WHICH U.S. SUPREME COURT JUSTICE WOULD
YOU TAKE TO LUNCH? AND WHERE? AS TOLD TO ERIK LUNDEGAARD
Justice Kagan, and we
would have lunch at one of
the Nathan’s stands at Citi
Field during a Mets game.
I see us commiserating about how the Mets
have done so little to improve their lineup, even
after she took judicial notice, for a unanimous
court, that the Mets “have no hitting.” See Caraco
Pharm. Laboratories, Ltd. v. Novo Nordisk A/S, 132
S. Ct. 1670, 1681 (2012).
The Mets aside, I think Justice Kagan is
an intriguing figure and an important one to
understand. She is the youngest justice, and her
performance so far—both in her opinions and at
oral argument—suggests the intellectual ability to
make a lasting mark on the court. Beyond that, in
an age of polarization, she is someone who in past
roles has earned a reputation for finding common
ground between liberals and conservatives. If that
ability translates to her current job, she may well
play an outsized role in determining the court’s

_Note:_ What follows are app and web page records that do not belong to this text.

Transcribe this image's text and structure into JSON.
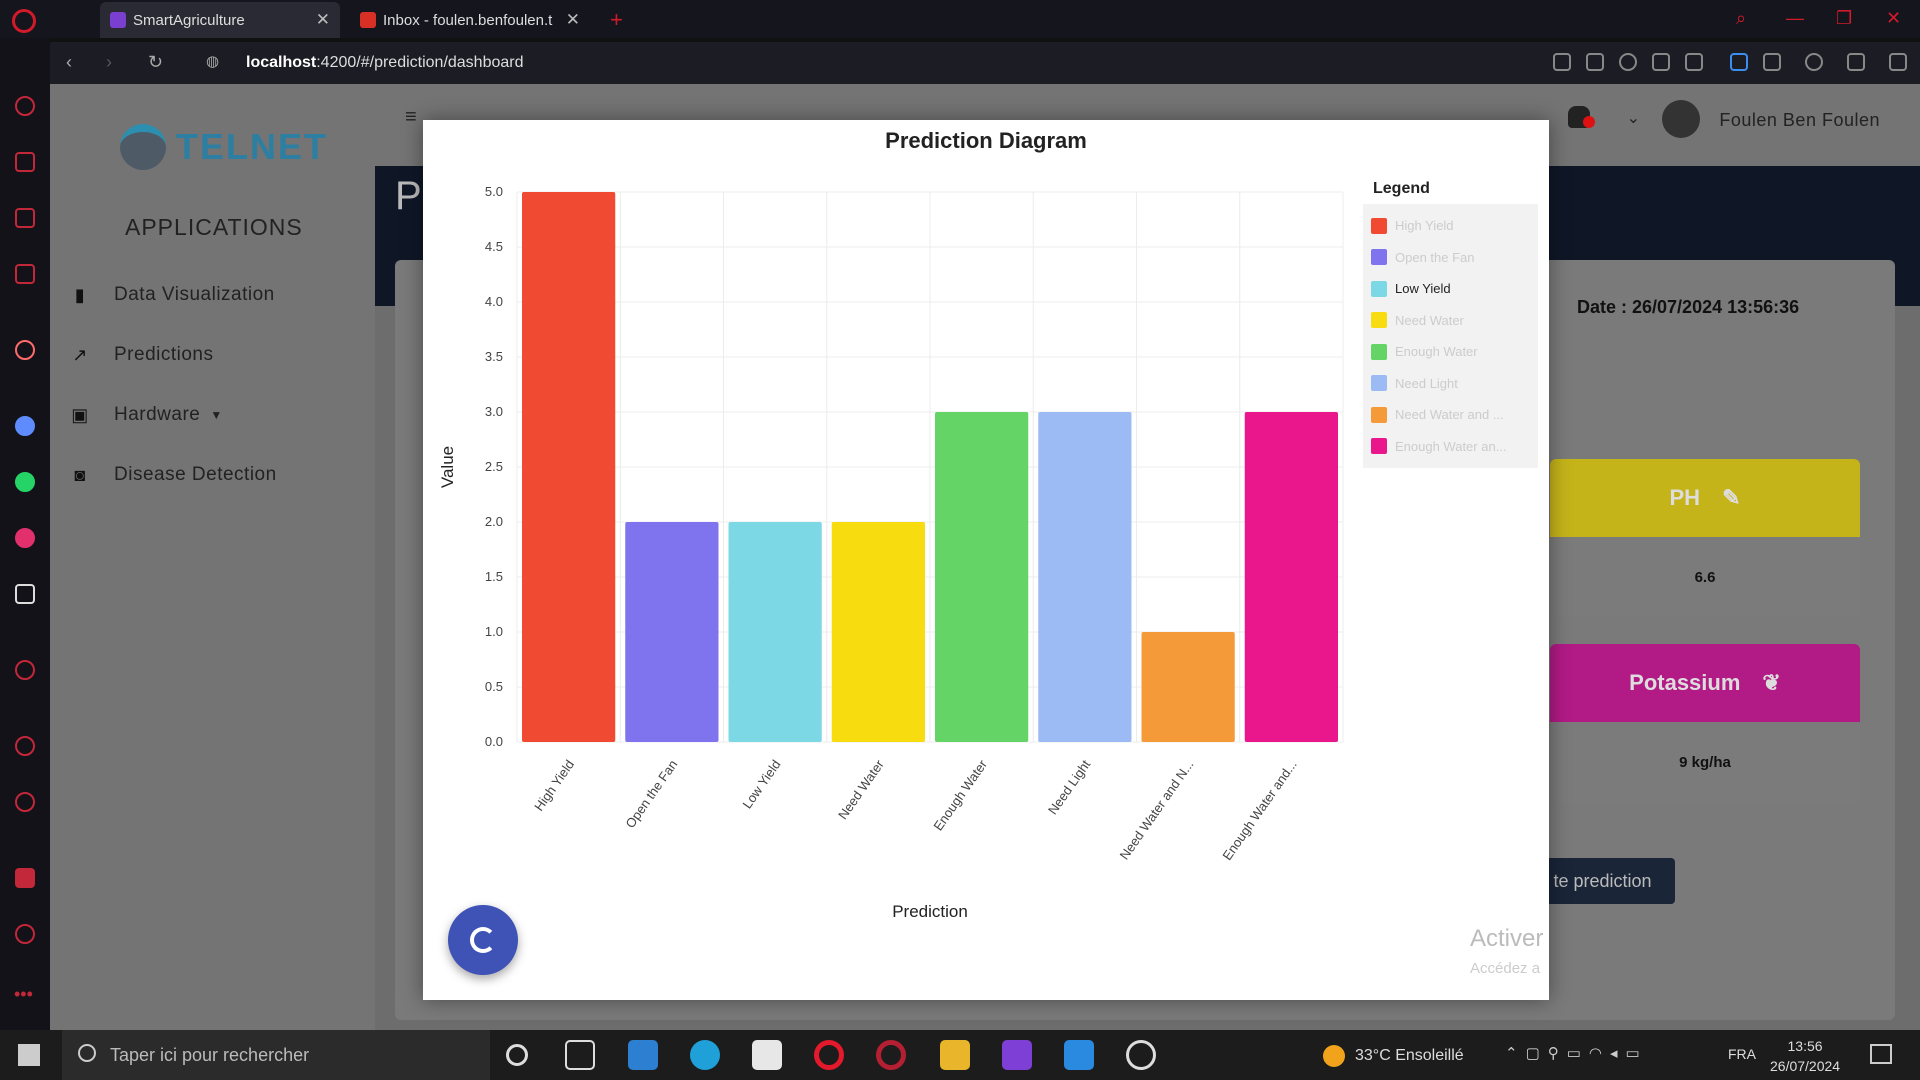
{
  "browser": {
    "tabs": [
      {
        "label": "SmartAgriculture",
        "active": true
      },
      {
        "label": "Inbox - foulen.benfoulen.t",
        "active": false
      }
    ],
    "url_host": "localhost",
    "url_path": ":4200/#/prediction/dashboard"
  },
  "app": {
    "logo_text": "TELNET",
    "applications_title": "APPLICATIONS",
    "menu": [
      {
        "label": "Data Visualization",
        "icon": "bar-chart-icon"
      },
      {
        "label": "Predictions",
        "icon": "trend-icon"
      },
      {
        "label": "Hardware",
        "icon": "chip-icon"
      },
      {
        "label": "Disease Detection",
        "icon": "camera-icon"
      }
    ],
    "user_name": "Foulen Ben Foulen",
    "page_title_initial": "P",
    "date_text": "Date : 26/07/2024 13:56:36",
    "sensors": [
      {
        "title": "PH",
        "value": "6.6",
        "color": "#c5b31a"
      },
      {
        "title": "Potassium",
        "value": "9 kg/ha",
        "color": "#b21a86"
      }
    ],
    "prediction_button": "te prediction"
  },
  "modal": {
    "title": "Prediction Diagram",
    "legend_title": "Legend",
    "fab_icon": "pie-chart-icon",
    "watermark_title": "Activer",
    "watermark_sub": "Accédez a"
  },
  "chart_data": {
    "type": "bar",
    "title": "Prediction Diagram",
    "xlabel": "Prediction",
    "ylabel": "Value",
    "ylim": [
      0,
      5
    ],
    "yticks": [
      "0.0",
      "0.5",
      "1.0",
      "1.5",
      "2.0",
      "2.5",
      "3.0",
      "3.5",
      "4.0",
      "4.5",
      "5.0"
    ],
    "categories": [
      "High Yield",
      "Open the Fan",
      "Low Yield",
      "Need Water",
      "Enough Water",
      "Need Light",
      "Need Water and N...",
      "Enough Water and..."
    ],
    "values": [
      5,
      2,
      2,
      2,
      3,
      3,
      1,
      3
    ],
    "colors": [
      "#f04a33",
      "#7f74ee",
      "#7dd8e6",
      "#f7dd10",
      "#63d465",
      "#9cbbf5",
      "#f49a38",
      "#ea168c"
    ],
    "legend": [
      {
        "label": "High Yield",
        "active": false
      },
      {
        "label": "Open the Fan",
        "active": false
      },
      {
        "label": "Low Yield",
        "active": true
      },
      {
        "label": "Need Water",
        "active": false
      },
      {
        "label": "Enough Water",
        "active": false
      },
      {
        "label": "Need Light",
        "active": false
      },
      {
        "label": "Need Water and ...",
        "active": false
      },
      {
        "label": "Enough Water an...",
        "active": false
      }
    ],
    "legend_placement": "right",
    "grid": true
  },
  "taskbar": {
    "search_placeholder": "Taper ici pour rechercher",
    "weather": "33°C  Ensoleillé",
    "lang": "FRA",
    "time": "13:56",
    "date": "26/07/2024"
  }
}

direction in the coming decades.
MEIR FEDER / PARTNER, JONES DAY; APPELLATE,
Sonia Sotomayor at the
Columbia University Club.
I think Justice Sotomayor would feel comfortable
there. It shares space with the Princeton Club, she
is a Princeton alum, and I think club members
would abstain from interrupting her lunch.
Why Justice Sotomayor? First, I do not expect a
justice will share over lunch the inner working of
the Court, so I imagine much of the conversation
would relate to a justice’s pre-court years. I have
read Justice Sotomayor’s memoir, My Beloved
World, and there would be plenty to talk about.
Second, I want lunch with someone who would
be interested in having lunch with me and put
me at my ease. Third, I want lunch with someone
with whom I feel philosophically compatible. I
don’t want lunch to become an argument. Fourth,
although I have never met Justice Sotomayor,
from her memoir I see that she and I have certain
things and people in common.
Supreme Court justices are serious people
doing serious work. But this is not a working
lunch. I want to enjoy it, and I think lunch with
Justice Sotomayor would be just that: enjoyable.
NORMAN OLCH / ATTORNEY AT LAW; APPELLATE
Oliver Wendell Holmes
at Legal Sea Foods at
He wrote the great dissents of the early 20th
century and I want to ask him how he feels about
having foreseen the future so presciently.
In 1905 he dissents in Lochner v. New York
and says the government should be able to
enact wage and hours laws, and other economic
legislation, and that the Constitution does
not enact an economic theory, whether of
paternalism or laissez faire. So I want to ask him
whether the upholding of a vast expansion of
federal economic legislation like Obamacare is
what he envisioned.
And his other great dissents, in the 1919 Espionage
Act and 1920s Red Scare cases, where he said there
should be freedom of speech unless there’s a clear
and present danger—I want to talk to him about
WikiLeaks, and the Bradley Manning court-martial,
and the Edward Snowden leaks of the vast metadata
surveillance project that’s been undertaken since
2001. I want to ask him whether he thinks he was
right—and we now have the most stringent free-speech protection of any nation in the industrialized
world—and is he glad to see that happen? Is it what
he predicted should have happened?
I think he would chuckle and agree that he’d
been right and was glad that I invited him back
to see it.
KATHLEEN M. SULLIVAN / PARTNER, QUINN
EMANUEL URQUHART & SULLIVAN; APPELLATE